"We found a solution that provided full wrap-around protection, while still ensuring the gunner's ability to engage targets effectively," Kiel said. "We used an innovative asymmetric armor design kit with strategically-placed modular armor panels, including transparent to give the Soldier more visibility."
Another key feature to the OGPK system is the Battery Powered Motorized Traversing Unit (BPMTU), developed by the Tank and Automotive Research, Development and Engineering Center (TARDEC), which ensures full 360-degree rotation of the turret with the use of an electronic joystick.
The key to fabricating a prototype so quickly was Picatinny's variety of unique facilities that house the people and the equipment necessary for the rapid prototyping of just about any piece of armament technology.
"Advances in manufacturing science research at Picatinny have allowed us to develop affordable and efficient production processes for armor components," Kiel said. "The ARDEC design enables the use of modern production equipment, including laser cutting, robotic welding, automated forming and finishing operations, which results in virtually unprecedented production rates."
The greatest success with the OGPK development was the close cooperation and teamwork of the various government agencies and contractors that contributed to the development process.
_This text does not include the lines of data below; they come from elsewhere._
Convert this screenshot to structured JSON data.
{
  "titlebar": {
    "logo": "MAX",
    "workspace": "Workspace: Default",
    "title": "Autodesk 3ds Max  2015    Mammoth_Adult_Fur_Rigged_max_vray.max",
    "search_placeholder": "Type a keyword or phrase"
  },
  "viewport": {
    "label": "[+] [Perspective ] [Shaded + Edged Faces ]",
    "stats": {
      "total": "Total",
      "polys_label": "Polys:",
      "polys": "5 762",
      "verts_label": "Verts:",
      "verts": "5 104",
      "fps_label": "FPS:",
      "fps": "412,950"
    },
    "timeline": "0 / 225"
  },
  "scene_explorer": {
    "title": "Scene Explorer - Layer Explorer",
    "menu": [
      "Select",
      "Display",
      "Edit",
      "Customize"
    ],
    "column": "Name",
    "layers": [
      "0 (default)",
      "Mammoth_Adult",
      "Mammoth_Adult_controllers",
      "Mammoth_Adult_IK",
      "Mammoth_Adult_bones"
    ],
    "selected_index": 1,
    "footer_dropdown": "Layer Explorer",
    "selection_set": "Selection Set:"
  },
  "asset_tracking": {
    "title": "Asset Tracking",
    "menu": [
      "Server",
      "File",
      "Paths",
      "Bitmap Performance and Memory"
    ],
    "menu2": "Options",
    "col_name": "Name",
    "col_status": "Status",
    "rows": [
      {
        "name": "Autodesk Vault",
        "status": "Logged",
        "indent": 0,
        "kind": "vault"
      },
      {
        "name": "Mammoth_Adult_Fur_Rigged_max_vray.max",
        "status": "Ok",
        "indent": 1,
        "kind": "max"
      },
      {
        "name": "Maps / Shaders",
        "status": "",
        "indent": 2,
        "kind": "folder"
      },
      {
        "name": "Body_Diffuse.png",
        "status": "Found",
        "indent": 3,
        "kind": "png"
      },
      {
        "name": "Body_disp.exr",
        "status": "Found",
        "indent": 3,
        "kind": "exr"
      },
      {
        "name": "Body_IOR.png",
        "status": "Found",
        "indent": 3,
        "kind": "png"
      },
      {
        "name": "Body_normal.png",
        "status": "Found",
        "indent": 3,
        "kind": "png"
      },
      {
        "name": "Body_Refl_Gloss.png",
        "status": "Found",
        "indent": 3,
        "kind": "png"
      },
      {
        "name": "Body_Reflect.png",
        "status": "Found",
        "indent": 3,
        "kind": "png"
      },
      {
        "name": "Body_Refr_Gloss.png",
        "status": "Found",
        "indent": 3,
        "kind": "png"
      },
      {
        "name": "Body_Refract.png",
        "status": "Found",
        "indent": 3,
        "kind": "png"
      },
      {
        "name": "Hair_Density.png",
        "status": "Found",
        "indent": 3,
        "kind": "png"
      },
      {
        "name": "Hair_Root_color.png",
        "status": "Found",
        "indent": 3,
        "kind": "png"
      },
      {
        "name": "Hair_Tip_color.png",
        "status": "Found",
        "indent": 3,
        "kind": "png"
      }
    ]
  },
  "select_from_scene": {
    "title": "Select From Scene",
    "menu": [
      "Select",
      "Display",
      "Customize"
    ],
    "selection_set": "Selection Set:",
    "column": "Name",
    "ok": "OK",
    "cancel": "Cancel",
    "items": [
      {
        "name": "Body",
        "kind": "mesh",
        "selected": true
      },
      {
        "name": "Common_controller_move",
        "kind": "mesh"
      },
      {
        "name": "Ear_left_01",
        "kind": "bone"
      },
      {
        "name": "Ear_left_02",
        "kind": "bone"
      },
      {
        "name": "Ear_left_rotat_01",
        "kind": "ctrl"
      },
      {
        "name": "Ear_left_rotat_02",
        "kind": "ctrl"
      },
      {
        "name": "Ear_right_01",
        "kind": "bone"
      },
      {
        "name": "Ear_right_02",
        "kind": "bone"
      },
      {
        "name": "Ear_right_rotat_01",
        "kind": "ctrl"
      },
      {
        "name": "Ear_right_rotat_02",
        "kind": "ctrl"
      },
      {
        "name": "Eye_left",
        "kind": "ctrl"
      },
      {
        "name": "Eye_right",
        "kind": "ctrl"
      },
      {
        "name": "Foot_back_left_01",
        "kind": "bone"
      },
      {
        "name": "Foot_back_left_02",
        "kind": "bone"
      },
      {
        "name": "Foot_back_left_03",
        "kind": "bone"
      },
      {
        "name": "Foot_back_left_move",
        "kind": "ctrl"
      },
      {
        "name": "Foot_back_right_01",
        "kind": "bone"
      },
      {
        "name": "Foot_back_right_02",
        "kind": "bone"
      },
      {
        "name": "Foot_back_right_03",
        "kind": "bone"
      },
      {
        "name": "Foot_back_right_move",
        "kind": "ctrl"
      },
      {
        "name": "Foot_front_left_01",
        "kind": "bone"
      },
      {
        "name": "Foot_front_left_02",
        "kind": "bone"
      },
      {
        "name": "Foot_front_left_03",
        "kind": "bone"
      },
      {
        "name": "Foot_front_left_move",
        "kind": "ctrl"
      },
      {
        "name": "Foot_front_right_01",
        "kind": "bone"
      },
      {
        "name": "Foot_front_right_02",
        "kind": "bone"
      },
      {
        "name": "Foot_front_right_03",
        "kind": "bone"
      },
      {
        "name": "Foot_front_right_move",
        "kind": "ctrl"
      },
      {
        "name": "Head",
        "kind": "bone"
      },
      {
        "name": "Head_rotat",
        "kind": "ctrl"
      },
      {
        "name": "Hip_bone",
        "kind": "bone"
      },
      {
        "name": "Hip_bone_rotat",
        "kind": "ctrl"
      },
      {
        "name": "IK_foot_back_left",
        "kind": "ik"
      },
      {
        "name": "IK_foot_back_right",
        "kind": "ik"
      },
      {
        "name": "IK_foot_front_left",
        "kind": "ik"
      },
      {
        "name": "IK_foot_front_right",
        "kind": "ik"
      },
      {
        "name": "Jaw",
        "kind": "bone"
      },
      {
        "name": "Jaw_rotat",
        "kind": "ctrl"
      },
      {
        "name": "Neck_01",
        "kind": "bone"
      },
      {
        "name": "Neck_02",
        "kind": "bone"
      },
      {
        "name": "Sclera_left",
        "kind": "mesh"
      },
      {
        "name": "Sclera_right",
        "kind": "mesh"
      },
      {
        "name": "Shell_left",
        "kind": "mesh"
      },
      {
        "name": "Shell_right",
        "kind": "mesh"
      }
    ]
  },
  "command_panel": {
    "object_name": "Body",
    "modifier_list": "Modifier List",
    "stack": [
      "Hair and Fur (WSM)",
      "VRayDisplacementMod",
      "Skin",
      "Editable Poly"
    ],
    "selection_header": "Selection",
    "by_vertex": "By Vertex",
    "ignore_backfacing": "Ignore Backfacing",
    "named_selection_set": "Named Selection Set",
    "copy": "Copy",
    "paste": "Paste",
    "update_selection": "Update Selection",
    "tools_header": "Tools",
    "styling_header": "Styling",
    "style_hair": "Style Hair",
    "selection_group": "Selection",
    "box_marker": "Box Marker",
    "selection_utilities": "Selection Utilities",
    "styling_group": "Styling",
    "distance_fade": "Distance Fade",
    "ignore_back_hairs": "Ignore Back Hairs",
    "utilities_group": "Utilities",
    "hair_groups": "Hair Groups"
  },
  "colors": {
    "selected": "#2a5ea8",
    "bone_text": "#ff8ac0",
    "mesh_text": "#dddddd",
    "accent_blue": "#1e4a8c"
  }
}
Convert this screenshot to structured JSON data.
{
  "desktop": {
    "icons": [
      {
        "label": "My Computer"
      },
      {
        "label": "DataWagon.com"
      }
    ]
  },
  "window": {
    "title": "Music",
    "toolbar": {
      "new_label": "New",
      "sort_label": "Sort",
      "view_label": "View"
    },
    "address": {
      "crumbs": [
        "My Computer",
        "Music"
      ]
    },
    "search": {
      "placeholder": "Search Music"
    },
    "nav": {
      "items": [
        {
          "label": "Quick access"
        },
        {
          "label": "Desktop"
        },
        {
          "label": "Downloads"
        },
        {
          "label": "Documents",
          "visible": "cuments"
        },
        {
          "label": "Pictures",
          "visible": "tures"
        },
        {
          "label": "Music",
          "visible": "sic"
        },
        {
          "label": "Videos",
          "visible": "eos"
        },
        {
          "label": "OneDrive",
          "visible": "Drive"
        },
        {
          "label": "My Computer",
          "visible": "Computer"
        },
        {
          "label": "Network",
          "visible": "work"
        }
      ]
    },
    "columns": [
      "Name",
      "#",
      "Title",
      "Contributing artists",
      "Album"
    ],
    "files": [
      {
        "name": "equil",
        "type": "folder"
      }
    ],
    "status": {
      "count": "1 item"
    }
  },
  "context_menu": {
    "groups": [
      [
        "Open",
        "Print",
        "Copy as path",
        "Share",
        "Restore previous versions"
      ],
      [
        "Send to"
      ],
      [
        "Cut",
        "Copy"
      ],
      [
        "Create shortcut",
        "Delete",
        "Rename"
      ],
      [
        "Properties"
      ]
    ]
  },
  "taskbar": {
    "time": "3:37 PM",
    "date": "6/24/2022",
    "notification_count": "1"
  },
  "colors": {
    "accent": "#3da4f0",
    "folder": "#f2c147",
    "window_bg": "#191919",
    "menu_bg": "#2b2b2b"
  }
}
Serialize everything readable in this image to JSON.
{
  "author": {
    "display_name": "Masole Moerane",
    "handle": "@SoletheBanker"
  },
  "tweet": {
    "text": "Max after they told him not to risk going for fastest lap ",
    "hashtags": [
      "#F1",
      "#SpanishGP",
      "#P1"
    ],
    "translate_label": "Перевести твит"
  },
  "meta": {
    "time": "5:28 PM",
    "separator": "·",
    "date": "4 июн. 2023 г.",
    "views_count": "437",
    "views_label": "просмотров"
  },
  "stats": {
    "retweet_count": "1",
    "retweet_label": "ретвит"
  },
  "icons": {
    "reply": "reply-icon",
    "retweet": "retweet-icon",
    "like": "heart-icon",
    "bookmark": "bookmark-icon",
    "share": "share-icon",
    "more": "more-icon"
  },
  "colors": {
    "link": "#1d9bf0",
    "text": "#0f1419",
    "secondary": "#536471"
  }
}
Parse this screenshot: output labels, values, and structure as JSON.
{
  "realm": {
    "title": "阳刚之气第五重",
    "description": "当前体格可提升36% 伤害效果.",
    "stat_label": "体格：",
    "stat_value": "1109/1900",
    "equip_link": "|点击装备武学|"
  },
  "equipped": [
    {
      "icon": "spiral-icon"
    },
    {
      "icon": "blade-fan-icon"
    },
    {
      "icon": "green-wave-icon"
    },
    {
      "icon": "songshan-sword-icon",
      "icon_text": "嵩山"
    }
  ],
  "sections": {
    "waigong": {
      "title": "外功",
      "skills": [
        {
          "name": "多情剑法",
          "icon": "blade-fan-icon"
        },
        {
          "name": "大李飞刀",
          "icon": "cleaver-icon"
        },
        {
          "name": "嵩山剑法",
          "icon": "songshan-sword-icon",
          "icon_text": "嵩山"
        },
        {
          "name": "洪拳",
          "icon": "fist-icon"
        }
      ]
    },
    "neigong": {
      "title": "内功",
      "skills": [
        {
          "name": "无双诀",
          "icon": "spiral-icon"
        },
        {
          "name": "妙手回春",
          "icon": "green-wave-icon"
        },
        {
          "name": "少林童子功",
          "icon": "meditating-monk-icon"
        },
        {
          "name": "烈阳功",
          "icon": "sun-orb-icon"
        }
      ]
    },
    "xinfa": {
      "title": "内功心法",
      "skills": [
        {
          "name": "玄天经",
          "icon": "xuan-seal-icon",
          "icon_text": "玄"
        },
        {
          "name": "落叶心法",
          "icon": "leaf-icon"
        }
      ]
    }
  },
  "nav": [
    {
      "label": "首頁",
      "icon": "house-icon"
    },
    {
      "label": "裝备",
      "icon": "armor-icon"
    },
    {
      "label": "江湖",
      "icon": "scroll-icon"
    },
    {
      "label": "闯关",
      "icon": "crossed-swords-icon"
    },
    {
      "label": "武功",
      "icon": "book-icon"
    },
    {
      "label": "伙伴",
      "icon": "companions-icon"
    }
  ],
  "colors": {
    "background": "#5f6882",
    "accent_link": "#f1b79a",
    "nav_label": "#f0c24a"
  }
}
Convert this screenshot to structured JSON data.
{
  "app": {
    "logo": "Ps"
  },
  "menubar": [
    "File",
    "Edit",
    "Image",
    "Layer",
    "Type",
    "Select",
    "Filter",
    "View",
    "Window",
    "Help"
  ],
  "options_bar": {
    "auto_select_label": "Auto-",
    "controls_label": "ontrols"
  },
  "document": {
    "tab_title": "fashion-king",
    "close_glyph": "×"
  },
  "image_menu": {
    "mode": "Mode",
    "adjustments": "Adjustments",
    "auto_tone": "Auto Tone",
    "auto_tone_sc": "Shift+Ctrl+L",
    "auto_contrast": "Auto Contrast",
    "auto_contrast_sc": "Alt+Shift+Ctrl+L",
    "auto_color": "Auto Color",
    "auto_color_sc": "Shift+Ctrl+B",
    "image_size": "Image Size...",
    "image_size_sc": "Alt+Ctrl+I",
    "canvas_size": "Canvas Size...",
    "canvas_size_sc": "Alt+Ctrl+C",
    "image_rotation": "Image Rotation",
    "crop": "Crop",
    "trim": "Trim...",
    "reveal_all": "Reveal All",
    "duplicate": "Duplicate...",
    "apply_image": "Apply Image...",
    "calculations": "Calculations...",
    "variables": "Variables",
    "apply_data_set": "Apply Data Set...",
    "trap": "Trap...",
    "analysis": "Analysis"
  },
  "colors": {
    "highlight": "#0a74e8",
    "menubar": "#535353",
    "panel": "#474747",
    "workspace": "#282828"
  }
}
The Project Manager for Light Tactical Vehicles was instrumental in the platform integration and fielding of the armor kits to theatre. High rates of production were achieved by the Army Depots and Arsenals due to their tremendous manufacturing capability and modern processing methods.
Innovation continues with OGPK overhead cover
In March 2007, Picatinny received a request from Soldiers in theatre for a turret gunners' low signature top cover.
"ARDEC immediately regrouped with the same government agencies and Soldiers recently returned from theatre to develop an Army-wide solution for this urgent requirement," Kiel said. "This effort was truly a Soldier and Army civilian teaming approach."
The innovation process required a complex systems integration effort, considering key features of the vehicle platform, including the turret ring and roof structure, to ensure the system wasn't overloaded due to the added weight.
ARDEC worked with the Program Manager for Light Tactical Vehicles (PM-LTV) and Soldiers from Company B, 173rd Airborne Brigade Support Battalion to optimize the overhead cover for mission effectiveness and maximum survivability.
In 2008, more than 30 Overhead Cover systems for the OGPK were fielded for Tactical Vehicles, including M1151 Up-Armored Humvee in Operation Iraqi Freedom and Operation Enduring Freedom. In 2009, more than 5,000 Overhead Cover systems were fielded for Humvees. The Overhead Cover was named an Army Greatest Invention of 2008.
Weapon Elevation Kit takes it up 80
In January 2008, ARDEC and PM-MRAP received a request from the 401st Army Field Support Brigade in Afghanistan for a way to safely super-elevate the M2 machine gun to engage elevated targets while remaining protected inside the OGPK.
ARDEC immediately began to develop various concepts. Within one month, the team prototyped a solution, received a safety release and sent it to theatre for Soldier feedback.
"The warfighters were pleased and asked for immediate production and fielding of these kits," said Sanjay Parimi, lead ARDEC Project Officer. "After receiving this feedback, ARDEC worked with PM-MRAP and the Special Operations Command to produce and field hundreds of systems."
"The innovative design of the elevation kit is integral with the OGPK - so it doesn't require any modifications to the weapon or mounts," Parimi said. "It's a modular design with minimal dynamic components. It's robust, effective, and conducive to high-rate manufacture. It was entirely designed, developed and produced by Soldiers and government personnel at government facilities."
The weapon elevation kit was recently named an Army Greatest Invention of 2009. The project team was awarded a plaque at the 27th Army Science Conference in Orlando, Nov. 29, 2010.